How familiar were you with open source before you joined your current company?

Like I said previously, my transformation all happened at Novell, so before I got involved with the Apache project, I really didn't know what open source was all about. However I had done a lot of shareware so moving from low-cost to no-cost software and dealing with customer feedback, wasn't really a new concept. But collaborating on a single project with engineers from all over the world was new and something that I had to get used to.

Especially dealing with mailing lists and all of the various personalities that you find out there. Learning how to craft your email postings in such a way that would promote the greatest responses and not get you flamed, was sometimes a challenge. Then understanding that some people are just going to flame you anyway so get used to it, was another new concept. But for the most part, people that monitor the mailing lists are there to help because they have the same interest as you and that is moving the project forward.

Why did you join an open source vendor?

I didn't really join Novell because they were an open source vendor. [Matt's note: In fact, Brad has helped to make Novell an open source vendor.] In fact when I joined Novell, they were still very much in the proprietary world and open source was not really talked about. But with the introduction of the Apache web server on the NetWare platform as well as some other projects like Perl, PHP, Tomcat, OpenSSH, it became obvious that open source was significant and couldn't be ignored.

At that point, things just started to change around Novell. The SuSE acquisition happened, development tools and processes changed and the environment and culture changed with it. There are still some people and some processes that revolve around the proprietary software world, but then that would only make sense, because Novell in still a "for profit" corporation.

How long did it take you to adjust to an open source operational mode?

I'm not sure that I will ever be completely adjusted to an open source operational mode. I'm not sure that I want to be. Moving from a completely proprietary operational mode to understanding how to work and live in an open source world, didn't really take that long. But I see some open source developers out there that seem to regard open source like a religion. It appears to consume every part of their lives and they appear to be everywhere and have an opinion about everything.

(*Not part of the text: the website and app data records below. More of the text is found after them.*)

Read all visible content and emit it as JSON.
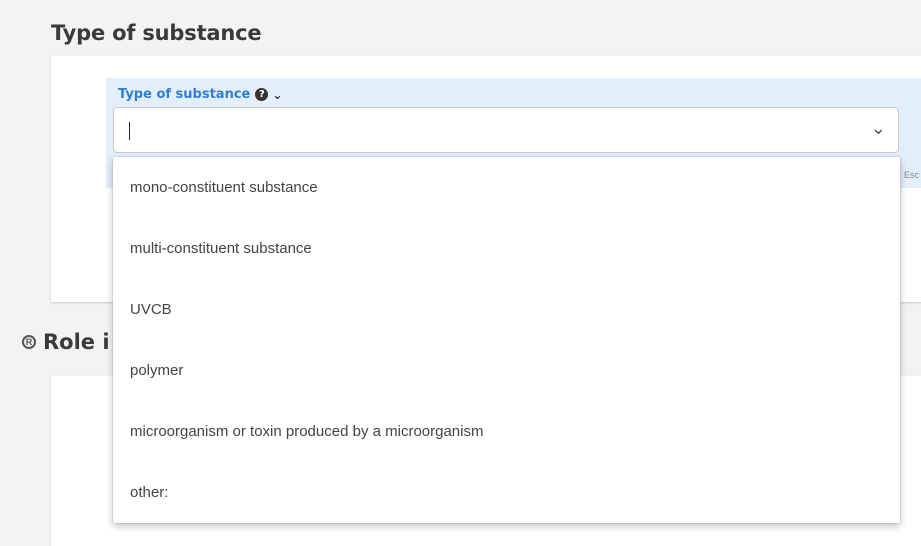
{
  "section": {
    "title": "Type of substance"
  },
  "field": {
    "label": "Type of substance",
    "help_icon": "question-circle-icon",
    "label_chevron": "chevron-down-icon",
    "value": "",
    "select_chevron": "chevron-down-icon",
    "hint": "Esc"
  },
  "role_section": {
    "title": "Role i",
    "icon": "role-icon"
  },
  "dropdown": {
    "options": [
      {
        "label": "mono-constituent substance"
      },
      {
        "label": "multi-constituent substance"
      },
      {
        "label": "UVCB"
      },
      {
        "label": "polymer"
      },
      {
        "label": "microorganism or toxin produced by a microorganism"
      },
      {
        "label": "other:"
      }
    ]
  }
}
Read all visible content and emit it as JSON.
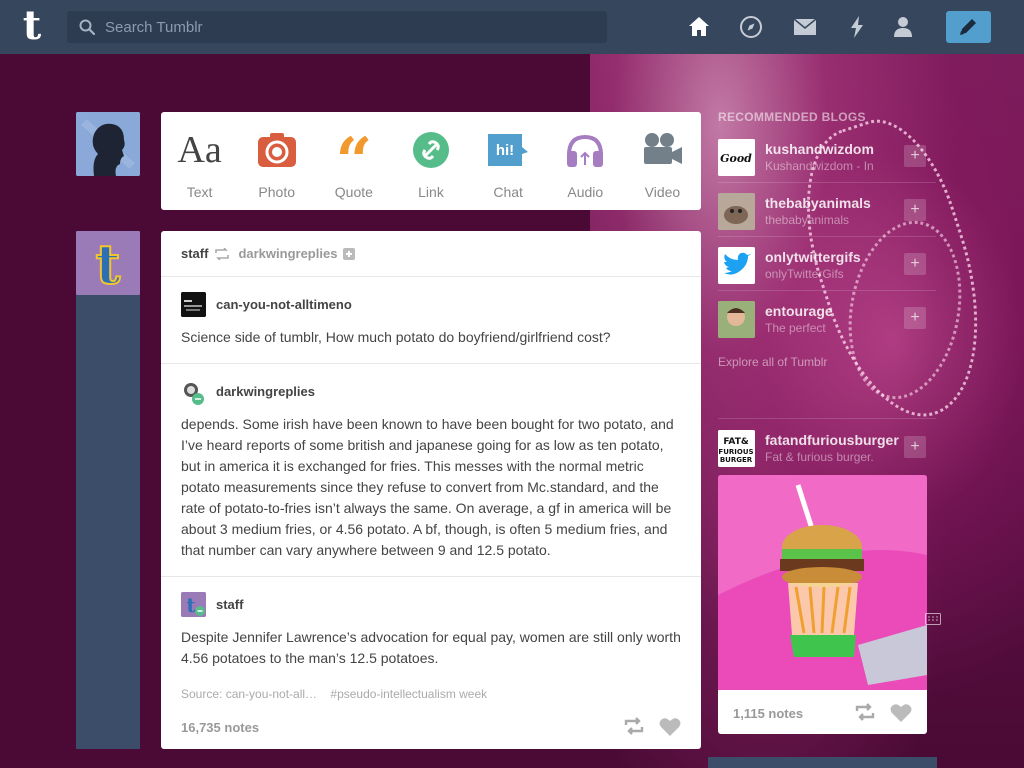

There are times when I feel like I am not doing enough when it comes to calling myself a member of the Apache Software Foundation. I should be more involved with the foundation itself and express my opinions more on all of the various mailing lists. But then that would require me to have to spend a lot more time reading all of the thousands of emails every week and having to formulate and articulate an opinion on all of them. Life is too short to spend it all in front of a computer. But that is one of the beauties of open source, it allows me to spend as much or as little time as I have available, do what I can, put forth my best effort and leave the rest for somebody else.

What do you think open source companies could learn from proprietary vendors?

I'm not really sure how to answer this question, mainly because I never really made the jump from a completely proprietary company to an open source company. It all happened gradually for me. The easier question is what can proprietary companies learn from open source? I guess if I were to pick something, it would be the value of good documentation. As a software engineer myself, I am just as guilty as the next engineer of producing so-called "self documenting code" and then leaving it up to the poor consumer to figure out what is really going on. But good documentation really goes a long way to promoting open source software. If people understand how to use the product, they are more likely to actually use it. Wow, what a concept. ;)

I think you can see why I enjoyed working with Brad so much. He's a straight shooter, and very down-to-earth about his accomplishments. Brad epitomizes the best that Novell has to offer.